During my research into the role of gender in Sears catalog toy advertisements over the 20th century, I found that in 1975, very few toys were explicitly marketed according to gender, and nearly 70 percent showed no markings of gender whatsoever. In the 1970s, toy ads often defied gender stereotypes by showing girls building and playing airplane captain, and boys cooking in the kitchen.
But by 1995, the gendered advertising of toys had crept back to midcentury levels, and it’s even more extreme today. In fact, finding a toy that is not marketed either explicitly or subtly (through use of color, for example) by gender has become incredibly difficult.
There are several reasons gender-based marketing has become so prevalent. On a practical level, toy makers know that by segmenting the market into narrow demographic groups, they can sell more versions of the same toy. And nostalgia often drives parents and grandparents to give toys they remember from their own childhood.
Such marketing taps into the deeply held beliefs about gender that still operate in our culture; many parents argue that their daughters and sons like different things.
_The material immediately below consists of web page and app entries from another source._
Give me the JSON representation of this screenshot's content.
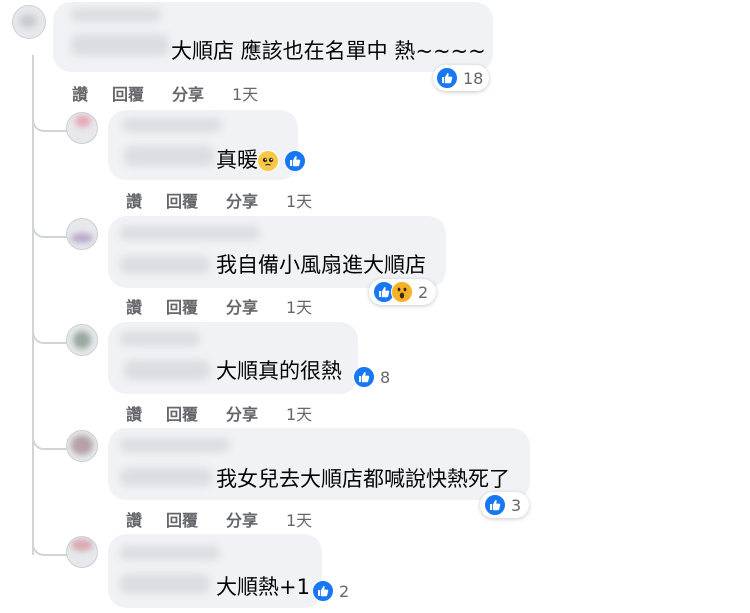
{
  "action_labels": {
    "like": "讚",
    "reply": "回覆",
    "share": "分享"
  },
  "comments": [
    {
      "text": "大順店 應該也在名單中 熱~~~~",
      "reactions": {
        "icons": [
          "like-icon"
        ],
        "count": "18"
      },
      "time": "1天"
    },
    {
      "text": "真暖",
      "reactions": {
        "icons": [
          "pleading-face-icon",
          "like-icon"
        ],
        "count": ""
      },
      "time": "1天"
    },
    {
      "text": "我自備小風扇進大順店",
      "reactions": {
        "icons": [
          "like-icon",
          "wow-icon"
        ],
        "count": "2"
      },
      "time": "1天"
    },
    {
      "text": "大順真的很熱",
      "reactions": {
        "icons": [
          "like-icon"
        ],
        "count": "8"
      },
      "time": "1天"
    },
    {
      "text": "我女兒去大順店都喊說快熱死了",
      "reactions": {
        "icons": [
          "like-icon"
        ],
        "count": "3"
      },
      "time": "1天"
    },
    {
      "text": "大順熱+1",
      "reactions": {
        "icons": [
          "like-icon"
        ],
        "count": "2"
      }
    }
  ],
  "colors": {
    "like_blue": "#1877f2",
    "bubble_bg": "#f0f2f5",
    "meta_gray": "#65676b"
  }
}
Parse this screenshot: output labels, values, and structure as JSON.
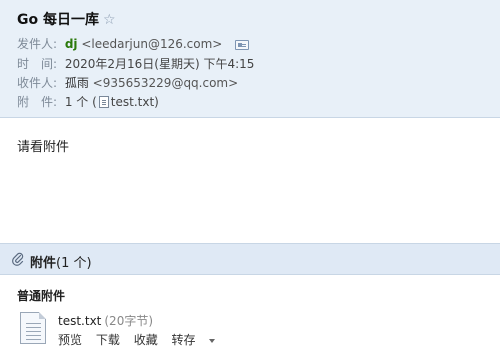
{
  "email": {
    "subject": "Go 每日一库",
    "star_icon": "star-outline-icon",
    "from_label": "发件人:",
    "from_name": "dj",
    "from_address": "<leedarjun@126.com>",
    "time_label": "时　间:",
    "time_value": "2020年2月16日(星期天) 下午4:15",
    "to_label": "收件人:",
    "to_name": "孤雨",
    "to_address": "<935653229@qq.com>",
    "attach_label": "附　件:",
    "attach_count": "1 个 (",
    "attach_file": "test.txt",
    "attach_close": ")",
    "body": "请看附件"
  },
  "attachments": {
    "bar_title": "附件",
    "bar_count": "(1 个)",
    "section_label": "普通附件",
    "files": [
      {
        "name": "test.txt",
        "size": "(20字节)",
        "actions": [
          "预览",
          "下载",
          "收藏",
          "转存"
        ]
      }
    ]
  }
}
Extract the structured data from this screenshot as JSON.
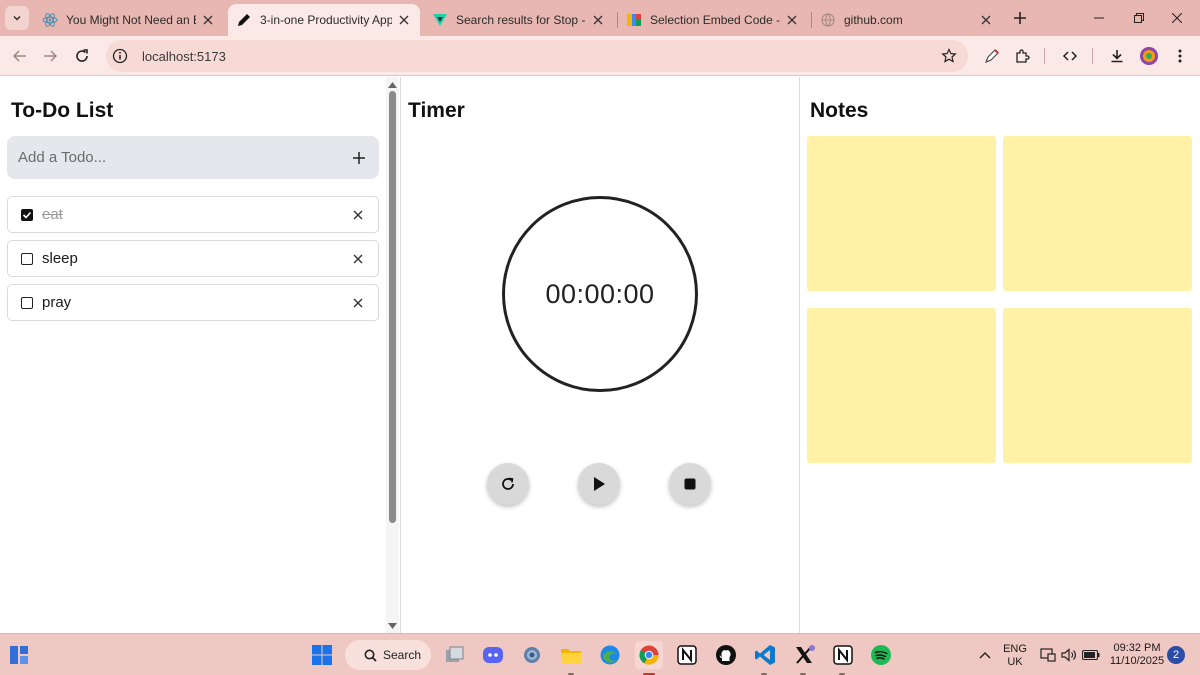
{
  "browser": {
    "tabs": [
      {
        "title": "You Might Not Need an Effe",
        "favicon": "react-icon",
        "active": false
      },
      {
        "title": "3-in-one Productivity App",
        "favicon": "pencil-icon",
        "active": true
      },
      {
        "title": "Search results for Stop - Flat",
        "favicon": "flaticon-icon",
        "active": false
      },
      {
        "title": "Selection Embed Code - Goo",
        "favicon": "google-fonts-icon",
        "active": false
      },
      {
        "title": "github.com",
        "favicon": "globe-icon",
        "active": false
      }
    ],
    "url": "localhost:5173"
  },
  "todo": {
    "title": "To-Do List",
    "input_placeholder": "Add a Todo...",
    "items": [
      {
        "text": "eat",
        "done": true
      },
      {
        "text": "sleep",
        "done": false
      },
      {
        "text": "pray",
        "done": false
      }
    ]
  },
  "timer": {
    "title": "Timer",
    "display": "00:00:00",
    "controls": [
      "reset-icon",
      "play-icon",
      "stop-icon"
    ]
  },
  "notes": {
    "title": "Notes",
    "count": 4,
    "note_color": "#fff1a6"
  },
  "taskbar": {
    "search_label": "Search",
    "language": "ENG",
    "region": "UK",
    "time": "09:32 PM",
    "date": "11/10/2025",
    "notification_count": "2"
  },
  "colors": {
    "tabstrip": "#e8b7b1",
    "toolbar": "#fbe9e7",
    "taskbar": "#f0c8c3",
    "note_yellow": "#fff1a6",
    "input_bg": "#e6e7ec"
  }
}
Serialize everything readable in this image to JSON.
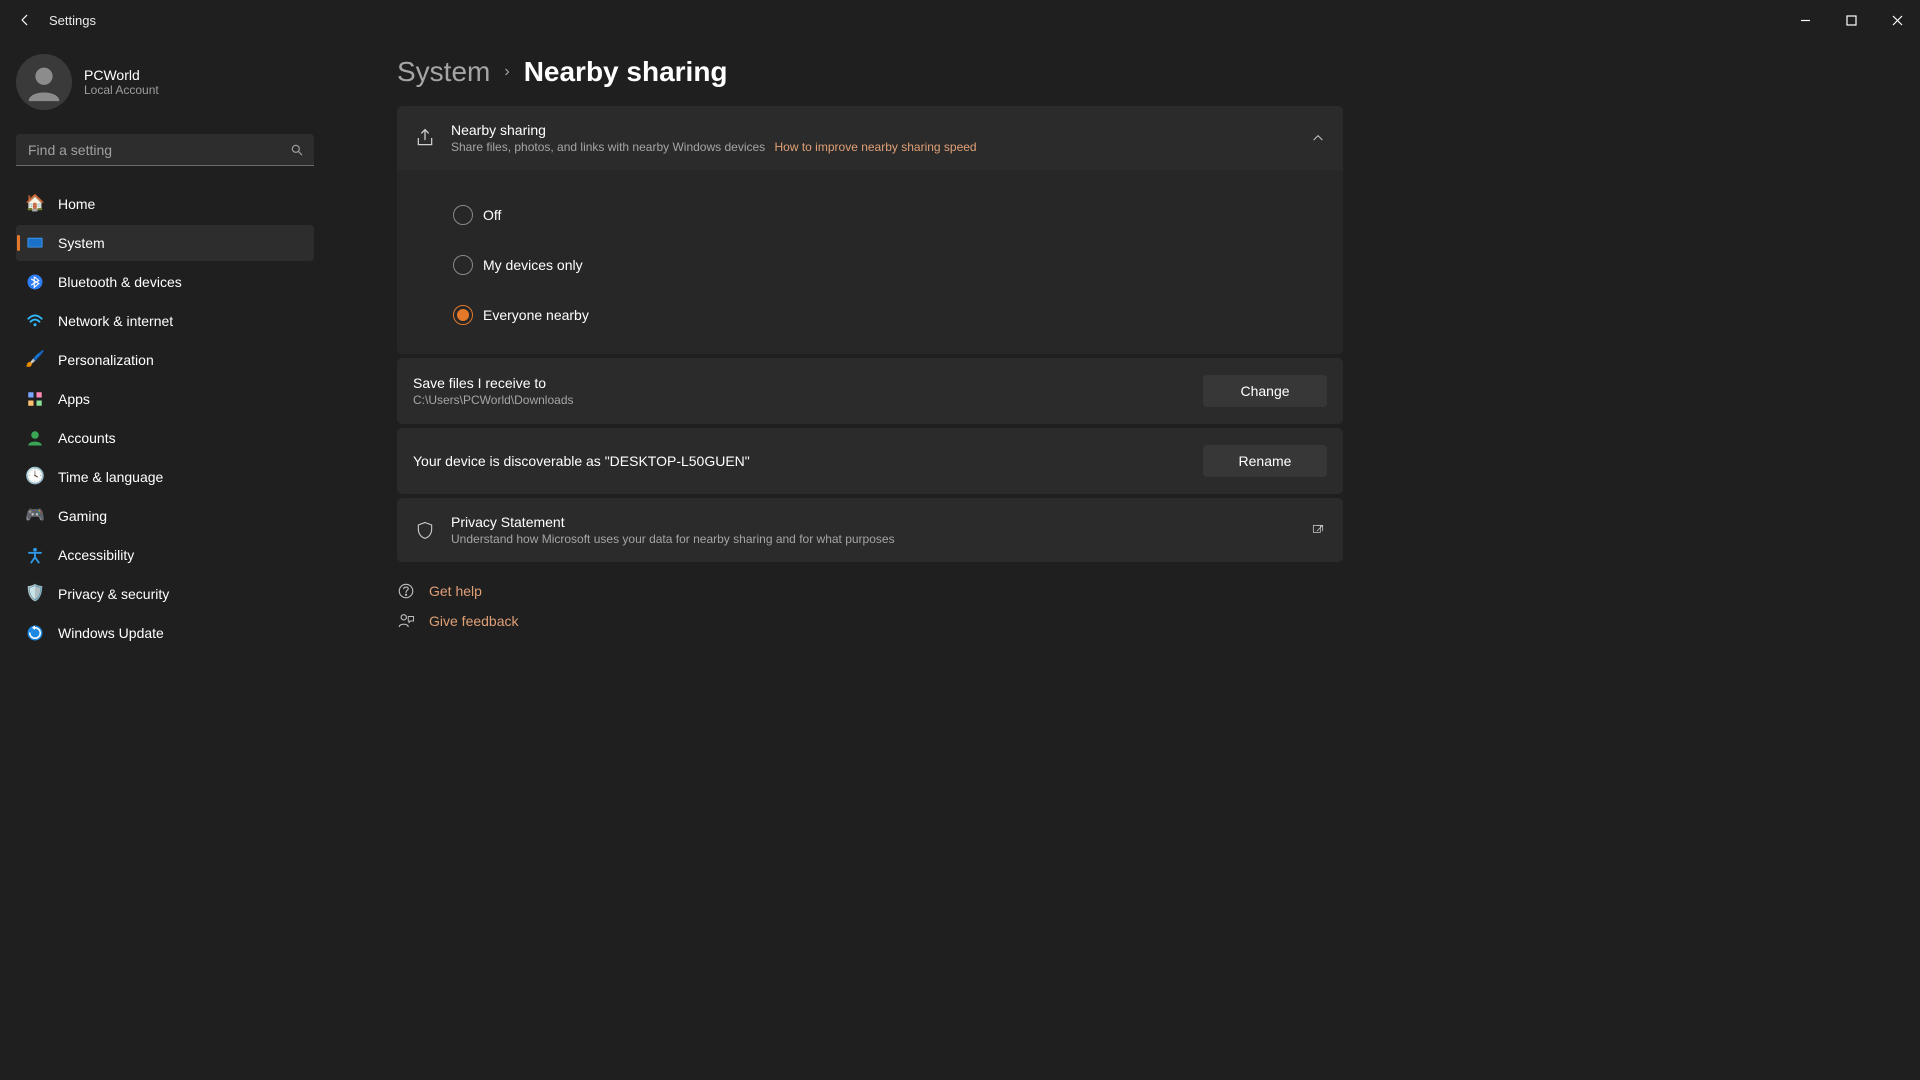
{
  "titlebar": {
    "title": "Settings"
  },
  "profile": {
    "name": "PCWorld",
    "sub": "Local Account"
  },
  "search": {
    "placeholder": "Find a setting"
  },
  "nav": {
    "home": "Home",
    "system": "System",
    "bluetooth": "Bluetooth & devices",
    "network": "Network & internet",
    "personalization": "Personalization",
    "apps": "Apps",
    "accounts": "Accounts",
    "time": "Time & language",
    "gaming": "Gaming",
    "accessibility": "Accessibility",
    "privacy": "Privacy & security",
    "update": "Windows Update"
  },
  "breadcrumb": {
    "parent": "System",
    "current": "Nearby sharing"
  },
  "nearby": {
    "title": "Nearby sharing",
    "sub": "Share files, photos, and links with nearby Windows devices",
    "help": "How to improve nearby sharing speed",
    "options": {
      "off": "Off",
      "mine": "My devices only",
      "everyone": "Everyone nearby"
    }
  },
  "save": {
    "title": "Save files I receive to",
    "path": "C:\\Users\\PCWorld\\Downloads",
    "button": "Change"
  },
  "discover": {
    "text": "Your device is discoverable as \"DESKTOP-L50GUEN\"",
    "button": "Rename"
  },
  "privacy_card": {
    "title": "Privacy Statement",
    "sub": "Understand how Microsoft uses your data for nearby sharing and for what purposes"
  },
  "footer": {
    "help": "Get help",
    "feedback": "Give feedback"
  }
}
This is particularly true for boys: parents tend to stick with gender-typed toys for boys, either because they understand that the social costs for boys who transgress into the “pink” zone are especially high in a homophobic culture or because of their own desire for gender conformity.
This becomes a self-reinforcing cycle: as toys have become more and more gender segregated, the social costs of boundary crossing and the peer pressure to stay within the lines are huge, for kids and parents alike.
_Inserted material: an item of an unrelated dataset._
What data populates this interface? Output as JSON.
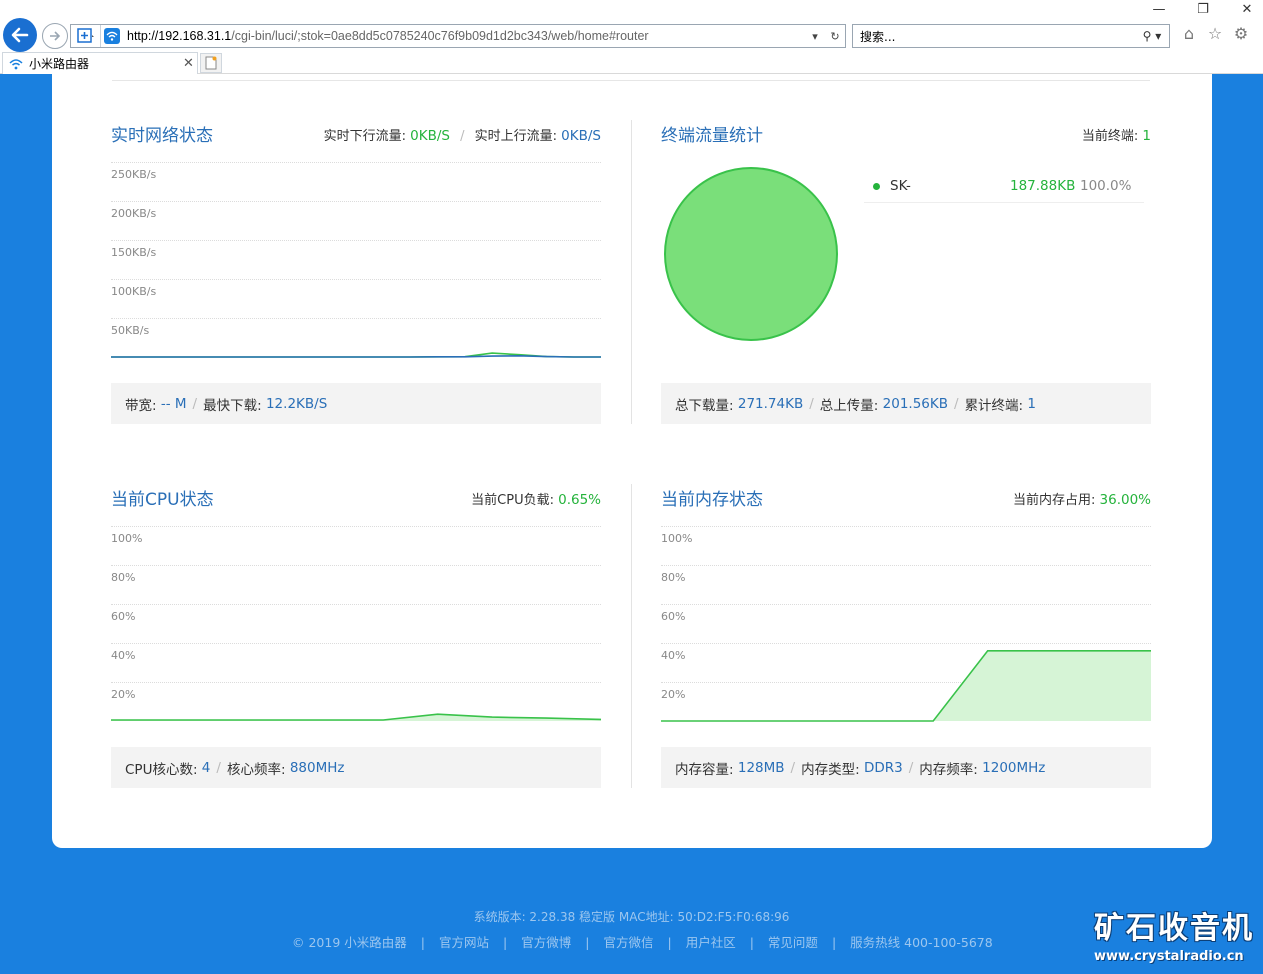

But if parents are susceptible to the marketers’ message, their children are even more so. In a study on parental toy purchases led by the psychologist Donna Fisher-Thompson, researchers who interviewed parents leaving a toy store found that many bought gender-typed toys because their kids had asked for them, and parents were a bit less likely to choose gendered toys — at least for girls — on their own.
Moreover, expert opinion — including research by developmental and evolutionary psychologists — has fueled the development and marketing of gender-based toys. Over the past 20 years, there has been a growth of “brain science” research, which uses neuroimaging technology to try to explain how biological sex differences cause social phenomena like gendered toy preference.
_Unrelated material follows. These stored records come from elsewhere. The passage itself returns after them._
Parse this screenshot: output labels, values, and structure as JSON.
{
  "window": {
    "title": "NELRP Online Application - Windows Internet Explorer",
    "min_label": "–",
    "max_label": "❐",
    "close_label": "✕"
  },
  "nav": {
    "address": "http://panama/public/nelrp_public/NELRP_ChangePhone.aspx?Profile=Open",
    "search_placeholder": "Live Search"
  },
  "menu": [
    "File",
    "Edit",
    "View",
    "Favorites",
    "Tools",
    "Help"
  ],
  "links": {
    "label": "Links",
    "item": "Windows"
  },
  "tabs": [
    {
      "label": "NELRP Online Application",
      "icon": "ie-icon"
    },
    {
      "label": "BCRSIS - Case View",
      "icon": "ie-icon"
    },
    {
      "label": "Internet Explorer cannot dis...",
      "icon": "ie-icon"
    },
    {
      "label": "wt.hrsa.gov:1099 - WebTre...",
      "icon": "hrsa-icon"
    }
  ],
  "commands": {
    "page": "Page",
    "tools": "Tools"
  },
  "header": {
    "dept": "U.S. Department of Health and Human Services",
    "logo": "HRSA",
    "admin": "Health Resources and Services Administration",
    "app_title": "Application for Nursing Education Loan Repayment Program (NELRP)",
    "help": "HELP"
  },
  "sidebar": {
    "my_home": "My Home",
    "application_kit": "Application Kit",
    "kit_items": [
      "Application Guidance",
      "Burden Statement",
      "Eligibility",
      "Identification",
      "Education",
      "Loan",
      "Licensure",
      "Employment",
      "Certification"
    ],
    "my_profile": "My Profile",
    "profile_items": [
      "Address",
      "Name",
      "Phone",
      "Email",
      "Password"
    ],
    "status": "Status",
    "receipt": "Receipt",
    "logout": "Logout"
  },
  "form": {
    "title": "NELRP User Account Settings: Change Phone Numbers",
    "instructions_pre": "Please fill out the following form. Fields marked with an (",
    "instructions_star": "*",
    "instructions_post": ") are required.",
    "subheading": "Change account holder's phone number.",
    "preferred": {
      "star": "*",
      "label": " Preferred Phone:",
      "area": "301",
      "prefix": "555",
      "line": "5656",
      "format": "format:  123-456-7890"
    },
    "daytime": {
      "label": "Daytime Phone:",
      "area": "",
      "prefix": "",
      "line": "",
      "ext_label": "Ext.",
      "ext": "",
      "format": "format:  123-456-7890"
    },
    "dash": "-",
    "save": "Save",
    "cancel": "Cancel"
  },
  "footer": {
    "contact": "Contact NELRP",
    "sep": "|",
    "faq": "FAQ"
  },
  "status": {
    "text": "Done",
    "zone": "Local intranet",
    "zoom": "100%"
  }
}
That’s ridiculous, of course: it’s impossible to neatly disentangle the biological from the social, given that children are born into a culture laden with gender messages. But that hasn’t deterred marketers from embracing such research and even mimicking it with their own well-funded studies.
For example, last year the Lego Group, after two decades of marketing almost exclusively to boys, introduced the new “Friends” line for girls after extensive market research convinced the company that boys and girls have distinctive, sex-differentiated play needs.
Critics pointed out that the girls’ sets are more about beauty, domesticity and nurturing than building — undermining the creative, constructive value that parents and children alike place in the toys. Nevertheless, Lego has claimed victory, stating that the line has been twice as successful as the company anticipated.
The ideas about gender roles embedded in toys and marketing reflect how little our beliefs have changed over time, even though they contradict modern reality: over 70 percent of mothers are in the labor force, and in most families domestic responsibilities are shared more equitably than ever before. In an era of increasingly diverse family structures, these ideas push us back toward a more unequal past.
By Elizabeth Sweet, a doctoral candidate in sociology at the University of California, Davis. The New York Times.